How a cat drinks: Feline finesse and fluid dynamics
Friday, November 12, 2010
As all cat lovers know well, Felis domestica is a marvel of balance, subtlety and other hidden elegances.
Prepare to learn of another remarkable attribute: Four researchers have painstakingly filmed, analyzed and determined how it is that a cat can drink water while (unlike a dog) keeping its chin and whiskers pleasingly dry.
The answer involves an exquisite demonstration of physics: The cat, in effect, balances the forces of gravity against the forces of inertia, and so quenches its thirst.
While a dog curls its tongue like a ladle to collect the water and then pull up what it can, a cat curves its tongue under and slightly back, leaving the top surface of the tip of the tongue to lightly touch the liquid. The cat then raises its tongue rapidly, creating an upward mini-stream of water. The cat snaps its mouth shut and the water is captured before the countervailing force of gravity pulls it down.
An average house cat, the team found, can make four of these mini-streams per second.
"What we found is that the cat uses fluid dynamics and physics in a way to absolutely optimize tongue lapping and water collection," said Jeffrey Aristoff, now at Princeton University but who was one of the four researchers who began the study out of curiosity at the Massachusetts Institute of Technology.
"Nobody had ever studied it before, so nobody knew how the water went from the bowl into the cat's mouth," he said. Not surprisingly, they found that cats lap at precisely the rate that would get them the most water for the effort expended. The team's results are described in an article released Thursday by the journal Science.
As with most basic scientific research, the ultimate usefulness of this knowledge is uncertain. But it is not, the researchers say, hard to imagine some downstream applications, perhaps in robotics.
Something as complex as a cat drinking water doesn't get unraveled and turned into a paper at the nation's top science journal overnight. It was almost four years ago that Roman Stocker, an associate professor at MIT's department of civil and environmental engineering, became interested in how his cat, Cutta Cutta (or "Stars Stars" translated from an Australian aboriginal language), drank. His enthusiasm spread to Aristoff, Sunghwan Jung, now an engineer at Virginia Tech, and Pedro Reis, a physicist who works on the nature of soft solids at MIT.
"Science allows us to look at natural processes with a different eye and to understand how things work, even if that's figuring out how my cat laps his breakfast," Stocker said. "It's a job, but also a passion, and this project for me was a high point in teamwork and creativity. We did it without any funding, without any graduate students, without much of the usual apparatus that science is done with nowadays."
The four researchers went to several zoos to observe and film tigers, jaguars, lions and ocelots, and went to YouTube to find videos of bobcats, cheetahs, leopards and lionesses drinking in the wild.
They found the same basic drinking mechanism in all the cats, though the larger ones (with larger tongues) slowed their lapping to best take advantage of the physics at play - that is, the balance between upward movement of the water set off by the cat's tongue (the inertia) and the gravity pulling the water down. A lion, Aristoff said, laps about two times per second.

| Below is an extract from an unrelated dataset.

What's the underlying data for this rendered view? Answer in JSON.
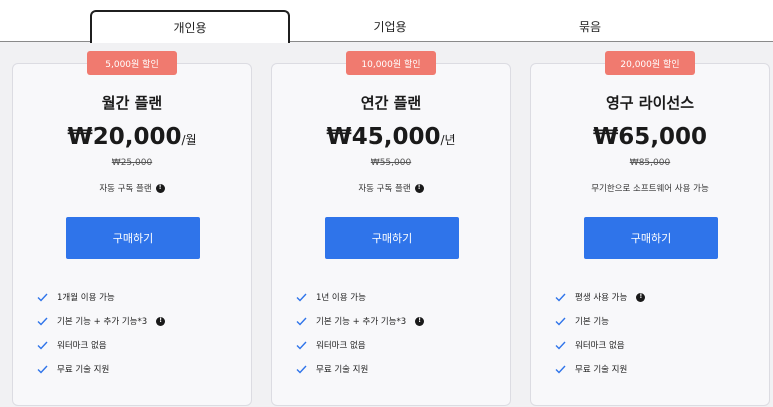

"In the beginning of the project, we weren't fully confident that fluid mechanics played a role in cats' drinking," said Jung, whose research focuses on soft bodies, such as fish, and the fluids surrounding them. "But as the project went on, we were surprised and amused by the beauty of the fluid mechanics involved in this system."
Aristoff explained the dynamics at work: You're in the shower and turn on the hot water. The steam starts to rise, and that upward flow lowers the pressure levels at your knees. The result is that the inside of the shower curtain will billow in toward you, unless you have some weight attached to the curtain to stop it. That interplay of motion and pressure parallels the dynamic that quenches the cat's thirst.
Although the work on cat drinking was done for professional pleasure - it wasn't funded by a grant, and the only expense was high-quality video cameras - the researchers said there could be useful implications gleaned from their "fundamental" research.
Engineers, for example, are moving into the field of "soft robots" and are working on the basic properties of nonmetallic parts that may play a role. Aristoff said there's great interest in creating robots that can walk on water, and this research could help.
This new cat-drinking research follows by 70 years related work done by Harold "Doc" Edgerton, who first used strobe lights to capture stopped action on film. His photography, which uncovered some of the secrets of how cats drink, was featured in an Academy Award-winning short called "Quicker'n a Wink." The four current-day researchers used equipment at an MIT center for high-speed photography named after Edgerton, who was a much-honored MIT professor of electrical engineering for five decades.